Start of DATA LISTING

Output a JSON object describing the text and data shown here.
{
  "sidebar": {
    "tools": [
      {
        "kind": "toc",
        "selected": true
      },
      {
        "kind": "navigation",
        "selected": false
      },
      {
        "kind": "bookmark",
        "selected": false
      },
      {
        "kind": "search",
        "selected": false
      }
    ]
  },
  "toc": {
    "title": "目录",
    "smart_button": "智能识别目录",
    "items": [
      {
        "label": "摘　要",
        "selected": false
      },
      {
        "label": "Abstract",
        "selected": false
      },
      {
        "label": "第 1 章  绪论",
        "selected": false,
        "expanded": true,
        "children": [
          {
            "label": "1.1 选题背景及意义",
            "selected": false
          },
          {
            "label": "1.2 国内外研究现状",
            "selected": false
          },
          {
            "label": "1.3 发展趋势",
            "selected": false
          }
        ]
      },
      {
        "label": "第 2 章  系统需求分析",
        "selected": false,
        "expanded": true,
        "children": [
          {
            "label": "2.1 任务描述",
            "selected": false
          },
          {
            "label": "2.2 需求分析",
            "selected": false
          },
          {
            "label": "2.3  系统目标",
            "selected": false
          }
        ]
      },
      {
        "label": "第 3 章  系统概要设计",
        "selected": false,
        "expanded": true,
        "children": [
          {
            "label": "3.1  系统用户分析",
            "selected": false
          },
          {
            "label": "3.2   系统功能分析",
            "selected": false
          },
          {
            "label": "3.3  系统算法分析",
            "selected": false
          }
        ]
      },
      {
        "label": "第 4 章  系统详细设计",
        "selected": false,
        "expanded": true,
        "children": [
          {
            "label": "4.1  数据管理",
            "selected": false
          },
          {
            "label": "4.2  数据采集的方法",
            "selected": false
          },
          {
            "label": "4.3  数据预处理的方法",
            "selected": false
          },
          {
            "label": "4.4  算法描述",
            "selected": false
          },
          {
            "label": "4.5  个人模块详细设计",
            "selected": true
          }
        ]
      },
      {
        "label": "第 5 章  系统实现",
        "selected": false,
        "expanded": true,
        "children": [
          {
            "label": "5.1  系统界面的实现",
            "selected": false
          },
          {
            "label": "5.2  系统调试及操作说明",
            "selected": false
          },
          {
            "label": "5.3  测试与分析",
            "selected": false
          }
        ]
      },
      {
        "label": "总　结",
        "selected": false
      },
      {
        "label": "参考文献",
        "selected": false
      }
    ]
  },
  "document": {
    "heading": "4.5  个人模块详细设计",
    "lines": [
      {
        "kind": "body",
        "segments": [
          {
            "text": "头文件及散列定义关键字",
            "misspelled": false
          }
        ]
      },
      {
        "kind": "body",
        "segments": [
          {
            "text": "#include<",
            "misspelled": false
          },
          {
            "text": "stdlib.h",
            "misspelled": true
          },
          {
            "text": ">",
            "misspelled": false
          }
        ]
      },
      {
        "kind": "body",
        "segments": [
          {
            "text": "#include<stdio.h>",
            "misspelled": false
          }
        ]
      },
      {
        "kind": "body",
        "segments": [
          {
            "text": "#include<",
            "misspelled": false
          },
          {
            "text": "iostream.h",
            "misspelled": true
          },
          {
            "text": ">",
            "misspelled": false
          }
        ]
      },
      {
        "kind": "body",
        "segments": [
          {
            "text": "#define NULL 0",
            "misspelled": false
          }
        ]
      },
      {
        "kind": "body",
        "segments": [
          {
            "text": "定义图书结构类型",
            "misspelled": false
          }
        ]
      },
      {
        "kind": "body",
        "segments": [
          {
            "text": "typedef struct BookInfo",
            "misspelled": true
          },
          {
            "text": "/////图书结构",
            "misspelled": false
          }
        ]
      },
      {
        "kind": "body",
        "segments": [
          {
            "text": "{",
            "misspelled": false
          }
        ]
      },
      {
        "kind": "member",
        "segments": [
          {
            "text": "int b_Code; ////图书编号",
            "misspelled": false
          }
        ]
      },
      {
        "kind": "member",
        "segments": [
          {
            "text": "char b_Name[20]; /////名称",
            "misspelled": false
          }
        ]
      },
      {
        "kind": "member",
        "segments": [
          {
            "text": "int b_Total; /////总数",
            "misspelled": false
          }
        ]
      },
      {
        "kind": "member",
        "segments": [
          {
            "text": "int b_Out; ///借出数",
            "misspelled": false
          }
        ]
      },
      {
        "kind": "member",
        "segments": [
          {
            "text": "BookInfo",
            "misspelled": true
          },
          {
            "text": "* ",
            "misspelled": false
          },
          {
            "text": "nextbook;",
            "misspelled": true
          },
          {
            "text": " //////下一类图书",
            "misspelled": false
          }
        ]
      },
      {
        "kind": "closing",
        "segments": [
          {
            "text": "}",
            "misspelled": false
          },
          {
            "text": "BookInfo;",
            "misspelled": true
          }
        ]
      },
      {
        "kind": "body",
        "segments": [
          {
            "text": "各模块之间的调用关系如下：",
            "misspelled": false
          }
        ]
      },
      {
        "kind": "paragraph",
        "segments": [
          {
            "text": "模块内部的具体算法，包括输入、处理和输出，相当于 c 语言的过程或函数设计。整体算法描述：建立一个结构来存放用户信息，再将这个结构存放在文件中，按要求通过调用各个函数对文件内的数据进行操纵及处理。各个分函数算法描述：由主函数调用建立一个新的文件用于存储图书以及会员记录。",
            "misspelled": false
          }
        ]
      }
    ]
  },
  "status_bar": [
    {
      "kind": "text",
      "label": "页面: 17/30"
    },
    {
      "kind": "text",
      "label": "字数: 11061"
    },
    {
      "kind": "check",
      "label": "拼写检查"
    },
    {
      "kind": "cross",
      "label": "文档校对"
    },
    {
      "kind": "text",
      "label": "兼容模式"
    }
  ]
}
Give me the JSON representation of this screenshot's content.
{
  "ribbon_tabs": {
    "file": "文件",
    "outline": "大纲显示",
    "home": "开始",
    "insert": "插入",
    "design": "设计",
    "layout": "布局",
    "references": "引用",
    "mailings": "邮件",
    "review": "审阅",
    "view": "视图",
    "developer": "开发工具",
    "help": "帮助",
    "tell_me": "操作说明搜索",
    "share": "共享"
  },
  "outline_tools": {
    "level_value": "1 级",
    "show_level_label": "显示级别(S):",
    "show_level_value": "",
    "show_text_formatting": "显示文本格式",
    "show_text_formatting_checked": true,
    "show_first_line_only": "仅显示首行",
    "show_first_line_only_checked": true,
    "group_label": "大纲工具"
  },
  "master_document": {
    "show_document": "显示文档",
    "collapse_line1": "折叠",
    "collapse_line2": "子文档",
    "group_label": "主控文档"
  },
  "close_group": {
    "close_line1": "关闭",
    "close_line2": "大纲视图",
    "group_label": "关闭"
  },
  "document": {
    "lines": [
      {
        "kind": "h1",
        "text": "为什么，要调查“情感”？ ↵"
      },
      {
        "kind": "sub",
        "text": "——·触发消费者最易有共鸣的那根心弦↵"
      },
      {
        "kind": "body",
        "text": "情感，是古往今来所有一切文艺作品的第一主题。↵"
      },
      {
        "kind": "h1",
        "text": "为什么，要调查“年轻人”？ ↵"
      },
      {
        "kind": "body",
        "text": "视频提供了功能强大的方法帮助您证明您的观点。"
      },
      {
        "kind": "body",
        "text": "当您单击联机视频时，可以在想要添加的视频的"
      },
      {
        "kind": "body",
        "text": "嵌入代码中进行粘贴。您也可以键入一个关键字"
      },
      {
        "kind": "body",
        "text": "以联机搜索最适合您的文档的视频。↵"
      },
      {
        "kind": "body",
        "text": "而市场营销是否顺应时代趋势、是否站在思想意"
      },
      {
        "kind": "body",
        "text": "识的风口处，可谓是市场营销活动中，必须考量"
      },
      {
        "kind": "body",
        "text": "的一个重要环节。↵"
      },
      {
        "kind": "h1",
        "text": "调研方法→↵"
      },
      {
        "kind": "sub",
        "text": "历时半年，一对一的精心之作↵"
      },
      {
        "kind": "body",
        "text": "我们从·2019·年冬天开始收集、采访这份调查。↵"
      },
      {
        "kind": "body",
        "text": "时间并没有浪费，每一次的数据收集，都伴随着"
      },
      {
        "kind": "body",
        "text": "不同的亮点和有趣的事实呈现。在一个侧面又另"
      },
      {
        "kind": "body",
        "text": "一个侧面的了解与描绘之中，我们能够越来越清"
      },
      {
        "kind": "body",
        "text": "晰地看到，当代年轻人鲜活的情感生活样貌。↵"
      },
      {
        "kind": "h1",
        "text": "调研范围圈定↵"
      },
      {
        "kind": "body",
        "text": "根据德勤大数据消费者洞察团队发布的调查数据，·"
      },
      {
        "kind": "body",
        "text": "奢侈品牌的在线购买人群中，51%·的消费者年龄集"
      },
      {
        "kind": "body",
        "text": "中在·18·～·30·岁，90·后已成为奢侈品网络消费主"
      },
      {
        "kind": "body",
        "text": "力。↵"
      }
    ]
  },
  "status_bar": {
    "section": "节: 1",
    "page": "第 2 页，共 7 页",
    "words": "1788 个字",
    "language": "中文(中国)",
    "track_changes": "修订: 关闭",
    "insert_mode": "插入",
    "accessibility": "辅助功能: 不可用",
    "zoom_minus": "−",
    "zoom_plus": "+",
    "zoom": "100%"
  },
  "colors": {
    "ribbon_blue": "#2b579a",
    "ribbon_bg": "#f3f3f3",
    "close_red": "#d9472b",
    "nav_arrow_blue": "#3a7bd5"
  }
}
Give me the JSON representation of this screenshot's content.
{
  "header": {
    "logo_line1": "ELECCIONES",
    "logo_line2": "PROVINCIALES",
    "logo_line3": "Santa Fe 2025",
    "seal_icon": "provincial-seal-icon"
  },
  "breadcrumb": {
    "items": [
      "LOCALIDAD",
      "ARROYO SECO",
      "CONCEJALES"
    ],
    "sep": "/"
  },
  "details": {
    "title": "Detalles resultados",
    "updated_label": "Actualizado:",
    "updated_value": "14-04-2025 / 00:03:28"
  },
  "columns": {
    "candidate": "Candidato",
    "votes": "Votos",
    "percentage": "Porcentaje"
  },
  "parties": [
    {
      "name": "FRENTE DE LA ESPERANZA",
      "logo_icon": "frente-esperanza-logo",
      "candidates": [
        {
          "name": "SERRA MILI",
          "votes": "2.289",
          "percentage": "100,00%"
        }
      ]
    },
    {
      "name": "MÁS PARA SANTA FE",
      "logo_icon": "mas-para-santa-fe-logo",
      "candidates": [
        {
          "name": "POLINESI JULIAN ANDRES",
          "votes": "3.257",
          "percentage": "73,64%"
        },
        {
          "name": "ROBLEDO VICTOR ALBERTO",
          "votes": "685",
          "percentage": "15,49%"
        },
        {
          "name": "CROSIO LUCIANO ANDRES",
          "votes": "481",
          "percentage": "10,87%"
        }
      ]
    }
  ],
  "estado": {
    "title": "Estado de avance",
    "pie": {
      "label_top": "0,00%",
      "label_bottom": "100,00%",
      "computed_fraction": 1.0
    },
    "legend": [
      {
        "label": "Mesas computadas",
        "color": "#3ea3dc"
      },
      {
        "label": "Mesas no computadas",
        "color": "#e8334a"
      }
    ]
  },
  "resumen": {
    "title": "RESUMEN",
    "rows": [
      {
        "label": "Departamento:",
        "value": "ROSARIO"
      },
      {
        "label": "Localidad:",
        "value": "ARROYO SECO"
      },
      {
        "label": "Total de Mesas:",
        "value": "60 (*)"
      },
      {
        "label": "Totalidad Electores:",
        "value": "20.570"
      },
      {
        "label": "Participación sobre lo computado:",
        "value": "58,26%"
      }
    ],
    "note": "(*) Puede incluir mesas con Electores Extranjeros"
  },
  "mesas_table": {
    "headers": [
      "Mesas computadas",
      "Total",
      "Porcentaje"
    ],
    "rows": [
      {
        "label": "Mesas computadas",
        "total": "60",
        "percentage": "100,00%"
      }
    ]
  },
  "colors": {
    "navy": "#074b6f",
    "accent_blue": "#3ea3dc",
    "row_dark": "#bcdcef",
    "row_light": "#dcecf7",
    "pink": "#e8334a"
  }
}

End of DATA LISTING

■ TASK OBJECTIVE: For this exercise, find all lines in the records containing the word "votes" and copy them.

■ REPLY TO THE TASK:
    "votes": "Votos",
          "votes": "2.289",
          "votes": "3.257",
          "votes": "685",
          "votes": "481",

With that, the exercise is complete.